- _What to do_
The full listing must be reproduced exactly as given.

- _Data excerpts_
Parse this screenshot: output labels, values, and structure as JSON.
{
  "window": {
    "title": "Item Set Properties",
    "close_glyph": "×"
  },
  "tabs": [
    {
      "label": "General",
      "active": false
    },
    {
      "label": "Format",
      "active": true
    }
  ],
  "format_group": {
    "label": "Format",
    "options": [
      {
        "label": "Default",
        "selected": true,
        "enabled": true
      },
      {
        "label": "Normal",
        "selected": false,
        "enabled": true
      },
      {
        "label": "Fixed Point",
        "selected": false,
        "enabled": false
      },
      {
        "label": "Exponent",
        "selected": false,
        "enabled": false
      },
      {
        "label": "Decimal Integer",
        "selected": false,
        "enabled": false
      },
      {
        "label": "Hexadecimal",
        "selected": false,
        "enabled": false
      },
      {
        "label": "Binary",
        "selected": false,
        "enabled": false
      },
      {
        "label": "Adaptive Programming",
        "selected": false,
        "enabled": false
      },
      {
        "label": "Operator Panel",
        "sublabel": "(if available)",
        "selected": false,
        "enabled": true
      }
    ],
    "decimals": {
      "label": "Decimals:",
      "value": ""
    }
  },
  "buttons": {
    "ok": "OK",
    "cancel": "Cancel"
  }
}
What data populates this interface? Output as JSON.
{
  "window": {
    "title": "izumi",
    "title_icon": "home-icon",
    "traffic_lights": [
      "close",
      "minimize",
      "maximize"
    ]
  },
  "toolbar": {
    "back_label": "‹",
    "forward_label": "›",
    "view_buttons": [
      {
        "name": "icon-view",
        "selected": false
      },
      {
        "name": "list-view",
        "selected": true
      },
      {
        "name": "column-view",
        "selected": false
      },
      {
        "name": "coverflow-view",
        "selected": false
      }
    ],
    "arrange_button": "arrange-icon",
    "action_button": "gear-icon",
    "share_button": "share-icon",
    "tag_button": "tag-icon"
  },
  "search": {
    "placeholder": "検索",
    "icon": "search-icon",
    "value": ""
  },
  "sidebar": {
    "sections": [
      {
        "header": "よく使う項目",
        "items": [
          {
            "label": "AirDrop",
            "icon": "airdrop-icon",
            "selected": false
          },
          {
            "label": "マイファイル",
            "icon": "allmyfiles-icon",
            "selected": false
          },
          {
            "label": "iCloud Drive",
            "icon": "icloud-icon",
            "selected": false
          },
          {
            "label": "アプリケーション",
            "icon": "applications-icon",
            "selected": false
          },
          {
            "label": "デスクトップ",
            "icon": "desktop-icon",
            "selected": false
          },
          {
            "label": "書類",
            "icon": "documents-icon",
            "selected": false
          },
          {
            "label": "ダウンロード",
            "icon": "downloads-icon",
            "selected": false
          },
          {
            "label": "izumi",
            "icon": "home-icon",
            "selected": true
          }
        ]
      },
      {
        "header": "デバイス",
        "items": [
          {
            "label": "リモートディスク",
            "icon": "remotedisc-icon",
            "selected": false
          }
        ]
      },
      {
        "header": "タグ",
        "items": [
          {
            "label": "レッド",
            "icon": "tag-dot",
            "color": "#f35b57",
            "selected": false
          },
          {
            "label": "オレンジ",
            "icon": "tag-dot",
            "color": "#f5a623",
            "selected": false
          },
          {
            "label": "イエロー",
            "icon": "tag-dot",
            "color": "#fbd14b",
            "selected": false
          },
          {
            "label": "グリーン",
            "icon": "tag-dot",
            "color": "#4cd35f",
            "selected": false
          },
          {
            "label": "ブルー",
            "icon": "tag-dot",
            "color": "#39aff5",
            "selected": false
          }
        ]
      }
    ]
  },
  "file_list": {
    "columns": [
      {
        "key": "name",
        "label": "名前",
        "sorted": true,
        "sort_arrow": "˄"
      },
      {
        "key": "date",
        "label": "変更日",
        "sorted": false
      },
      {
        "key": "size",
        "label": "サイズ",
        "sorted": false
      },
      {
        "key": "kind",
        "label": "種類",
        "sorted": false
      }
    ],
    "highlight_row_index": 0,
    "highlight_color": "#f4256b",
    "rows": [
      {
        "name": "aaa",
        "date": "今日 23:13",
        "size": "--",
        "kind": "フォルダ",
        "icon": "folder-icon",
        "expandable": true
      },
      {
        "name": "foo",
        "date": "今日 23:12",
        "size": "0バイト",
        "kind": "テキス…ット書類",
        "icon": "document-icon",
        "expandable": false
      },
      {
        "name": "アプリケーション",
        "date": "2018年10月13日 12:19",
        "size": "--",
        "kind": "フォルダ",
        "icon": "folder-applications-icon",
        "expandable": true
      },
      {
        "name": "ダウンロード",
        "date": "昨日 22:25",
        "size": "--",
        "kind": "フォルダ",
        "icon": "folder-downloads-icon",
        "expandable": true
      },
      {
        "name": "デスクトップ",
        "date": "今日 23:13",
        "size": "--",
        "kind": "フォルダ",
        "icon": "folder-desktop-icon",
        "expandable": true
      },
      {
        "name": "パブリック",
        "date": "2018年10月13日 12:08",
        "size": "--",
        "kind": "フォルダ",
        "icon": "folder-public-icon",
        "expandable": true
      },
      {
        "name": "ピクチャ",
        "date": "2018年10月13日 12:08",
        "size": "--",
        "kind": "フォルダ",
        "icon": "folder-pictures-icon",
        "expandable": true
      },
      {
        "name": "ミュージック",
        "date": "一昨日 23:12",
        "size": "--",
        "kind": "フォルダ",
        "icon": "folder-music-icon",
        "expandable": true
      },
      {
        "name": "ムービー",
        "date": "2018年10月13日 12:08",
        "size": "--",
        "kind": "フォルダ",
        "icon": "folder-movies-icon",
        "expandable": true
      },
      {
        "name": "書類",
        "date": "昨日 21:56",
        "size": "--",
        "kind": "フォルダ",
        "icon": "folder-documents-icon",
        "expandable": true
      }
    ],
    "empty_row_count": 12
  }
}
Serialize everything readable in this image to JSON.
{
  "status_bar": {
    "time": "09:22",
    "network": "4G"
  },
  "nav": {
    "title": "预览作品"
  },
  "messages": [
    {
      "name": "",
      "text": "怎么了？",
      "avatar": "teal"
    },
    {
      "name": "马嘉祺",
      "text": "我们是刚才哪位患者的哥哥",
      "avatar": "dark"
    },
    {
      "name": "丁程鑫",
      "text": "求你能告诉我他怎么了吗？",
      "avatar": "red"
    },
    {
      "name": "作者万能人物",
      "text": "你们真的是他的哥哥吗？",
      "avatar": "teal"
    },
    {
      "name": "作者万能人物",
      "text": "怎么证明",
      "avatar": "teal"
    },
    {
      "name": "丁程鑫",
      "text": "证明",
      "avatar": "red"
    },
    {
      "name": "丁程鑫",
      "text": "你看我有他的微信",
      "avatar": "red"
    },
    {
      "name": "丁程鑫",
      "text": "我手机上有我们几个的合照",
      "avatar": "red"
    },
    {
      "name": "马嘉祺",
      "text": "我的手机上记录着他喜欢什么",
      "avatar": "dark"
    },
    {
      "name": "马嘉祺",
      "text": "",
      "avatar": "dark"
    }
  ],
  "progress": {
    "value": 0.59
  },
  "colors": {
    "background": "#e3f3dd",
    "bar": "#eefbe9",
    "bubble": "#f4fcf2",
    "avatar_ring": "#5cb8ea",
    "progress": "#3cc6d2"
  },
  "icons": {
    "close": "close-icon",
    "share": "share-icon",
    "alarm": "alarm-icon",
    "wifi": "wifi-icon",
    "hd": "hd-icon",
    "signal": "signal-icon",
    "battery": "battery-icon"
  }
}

- _Exercise output_
Parse this screenshot: output labels, values, and structure as JSON.
{
  "window": {
    "title": "Item Set Properties",
    "close_glyph": "×"
  },
  "tabs": [
    {
      "label": "General",
      "active": false
    },
    {
      "label": "Format",
      "active": true
    }
  ],
  "format_group": {
    "label": "Format",
    "options": [
      {
        "label": "Default",
        "selected": true,
        "enabled": true
      },
      {
        "label": "Normal",
        "selected": false,
        "enabled": true
      },
      {
        "label": "Fixed Point",
        "selected": false,
        "enabled": false
      },
      {
        "label": "Exponent",
        "selected": false,
        "enabled": false
      },
      {
        "label": "Decimal Integer",
        "selected": false,
        "enabled": false
      },
      {
        "label": "Hexadecimal",
        "selected": false,
        "enabled": false
      },
      {
        "label": "Binary",
        "selected": false,
        "enabled": false
      },
      {
        "label": "Adaptive Programming",
        "selected": false,
        "enabled": false
      },
      {
        "label": "Operator Panel",
        "sublabel": "(if available)",
        "selected": false,
        "enabled": true
      }
    ],
    "decimals": {
      "label": "Decimals:",
      "value": ""
    }
  },
  "buttons": {
    "ok": "OK",
    "cancel": "Cancel"
  }
}
What data populates this interface? Output as JSON.
{
  "window": {
    "title": "izumi",
    "title_icon": "home-icon",
    "traffic_lights": [
      "close",
      "minimize",
      "maximize"
    ]
  },
  "toolbar": {
    "back_label": "‹",
    "forward_label": "›",
    "view_buttons": [
      {
        "name": "icon-view",
        "selected": false
      },
      {
        "name": "list-view",
        "selected": true
      },
      {
        "name": "column-view",
        "selected": false
      },
      {
        "name": "coverflow-view",
        "selected": false
      }
    ],
    "arrange_button": "arrange-icon",
    "action_button": "gear-icon",
    "share_button": "share-icon",
    "tag_button": "tag-icon"
  },
  "search": {
    "placeholder": "検索",
    "icon": "search-icon",
    "value": ""
  },
  "sidebar": {
    "sections": [
      {
        "header": "よく使う項目",
        "items": [
          {
            "label": "AirDrop",
            "icon": "airdrop-icon",
            "selected": false
          },
          {
            "label": "マイファイル",
            "icon": "allmyfiles-icon",
            "selected": false
          },
          {
            "label": "iCloud Drive",
            "icon": "icloud-icon",
            "selected": false
          },
          {
            "label": "アプリケーション",
            "icon": "applications-icon",
            "selected": false
          },
          {
            "label": "デスクトップ",
            "icon": "desktop-icon",
            "selected": false
          },
          {
            "label": "書類",
            "icon": "documents-icon",
            "selected": false
          },
          {
            "label": "ダウンロード",
            "icon": "downloads-icon",
            "selected": false
          },
          {
            "label": "izumi",
            "icon": "home-icon",
            "selected": true
          }
        ]
      },
      {
        "header": "デバイス",
        "items": [
          {
            "label": "リモートディスク",
            "icon": "remotedisc-icon",
            "selected": false
          }
        ]
      },
      {
        "header": "タグ",
        "items": [
          {
            "label": "レッド",
            "icon": "tag-dot",
            "color": "#f35b57",
            "selected": false
          },
          {
            "label": "オレンジ",
            "icon": "tag-dot",
            "color": "#f5a623",
            "selected": false
          },
          {
            "label": "イエロー",
            "icon": "tag-dot",
            "color": "#fbd14b",
            "selected": false
          },
          {
            "label": "グリーン",
            "icon": "tag-dot",
            "color": "#4cd35f",
            "selected": false
          },
          {
            "label": "ブルー",
            "icon": "tag-dot",
            "color": "#39aff5",
            "selected": false
          }
        ]
      }
    ]
  },
  "file_list": {
    "columns": [
      {
        "key": "name",
        "label": "名前",
        "sorted": true,
        "sort_arrow": "˄"
      },
      {
        "key": "date",
        "label": "変更日",
        "sorted": false
      },
      {
        "key": "size",
        "label": "サイズ",
        "sorted": false
      },
      {
        "key": "kind",
        "label": "種類",
        "sorted": false
      }
    ],
    "highlight_row_index": 0,
    "highlight_color": "#f4256b",
    "rows": [
      {
        "name": "aaa",
        "date": "今日 23:13",
        "size": "--",
        "kind": "フォルダ",
        "icon": "folder-icon",
        "expandable": true
      },
      {
        "name": "foo",
        "date": "今日 23:12",
        "size": "0バイト",
        "kind": "テキス…ット書類",
        "icon": "document-icon",
        "expandable": false
      },
      {
        "name": "アプリケーション",
        "date": "2018年10月13日 12:19",
        "size": "--",
        "kind": "フォルダ",
        "icon": "folder-applications-icon",
        "expandable": true
      },
      {
        "name": "ダウンロード",
        "date": "昨日 22:25",
        "size": "--",
        "kind": "フォルダ",
        "icon": "folder-downloads-icon",
        "expandable": true
      },
      {
        "name": "デスクトップ",
        "date": "今日 23:13",
        "size": "--",
        "kind": "フォルダ",
        "icon": "folder-desktop-icon",
        "expandable": true
      },
      {
        "name": "パブリック",
        "date": "2018年10月13日 12:08",
        "size": "--",
        "kind": "フォルダ",
        "icon": "folder-public-icon",
        "expandable": true
      },
      {
        "name": "ピクチャ",
        "date": "2018年10月13日 12:08",
        "size": "--",
        "kind": "フォルダ",
        "icon": "folder-pictures-icon",
        "expandable": true
      },
      {
        "name": "ミュージック",
        "date": "一昨日 23:12",
        "size": "--",
        "kind": "フォルダ",
        "icon": "folder-music-icon",
        "expandable": true
      },
      {
        "name": "ムービー",
        "date": "2018年10月13日 12:08",
        "size": "--",
        "kind": "フォルダ",
        "icon": "folder-movies-icon",
        "expandable": true
      },
      {
        "name": "書類",
        "date": "昨日 21:56",
        "size": "--",
        "kind": "フォルダ",
        "icon": "folder-documents-icon",
        "expandable": true
      }
    ],
    "empty_row_count": 12
  }
}
Serialize everything readable in this image to JSON.
{
  "status_bar": {
    "time": "09:22",
    "network": "4G"
  },
  "nav": {
    "title": "预览作品"
  },
  "messages": [
    {
      "name": "",
      "text": "怎么了？",
      "avatar": "teal"
    },
    {
      "name": "马嘉祺",
      "text": "我们是刚才哪位患者的哥哥",
      "avatar": "dark"
    },
    {
      "name": "丁程鑫",
      "text": "求你能告诉我他怎么了吗？",
      "avatar": "red"
    },
    {
      "name": "作者万能人物",
      "text": "你们真的是他的哥哥吗？",
      "avatar": "teal"
    },
    {
      "name": "作者万能人物",
      "text": "怎么证明",
      "avatar": "teal"
    },
    {
      "name": "丁程鑫",
      "text": "证明",
      "avatar": "red"
    },
    {
      "name": "丁程鑫",
      "text": "你看我有他的微信",
      "avatar": "red"
    },
    {
      "name": "丁程鑫",
      "text": "我手机上有我们几个的合照",
      "avatar": "red"
    },
    {
      "name": "马嘉祺",
      "text": "我的手机上记录着他喜欢什么",
      "avatar": "dark"
    },
    {
      "name": "马嘉祺",
      "text": "",
      "avatar": "dark"
    }
  ],
  "progress": {
    "value": 0.59
  },
  "colors": {
    "background": "#e3f3dd",
    "bar": "#eefbe9",
    "bubble": "#f4fcf2",
    "avatar_ring": "#5cb8ea",
    "progress": "#3cc6d2"
  },
  "icons": {
    "close": "close-icon",
    "share": "share-icon",
    "alarm": "alarm-icon",
    "wifi": "wifi-icon",
    "hd": "hd-icon",
    "signal": "signal-icon",
    "battery": "battery-icon"
  }
}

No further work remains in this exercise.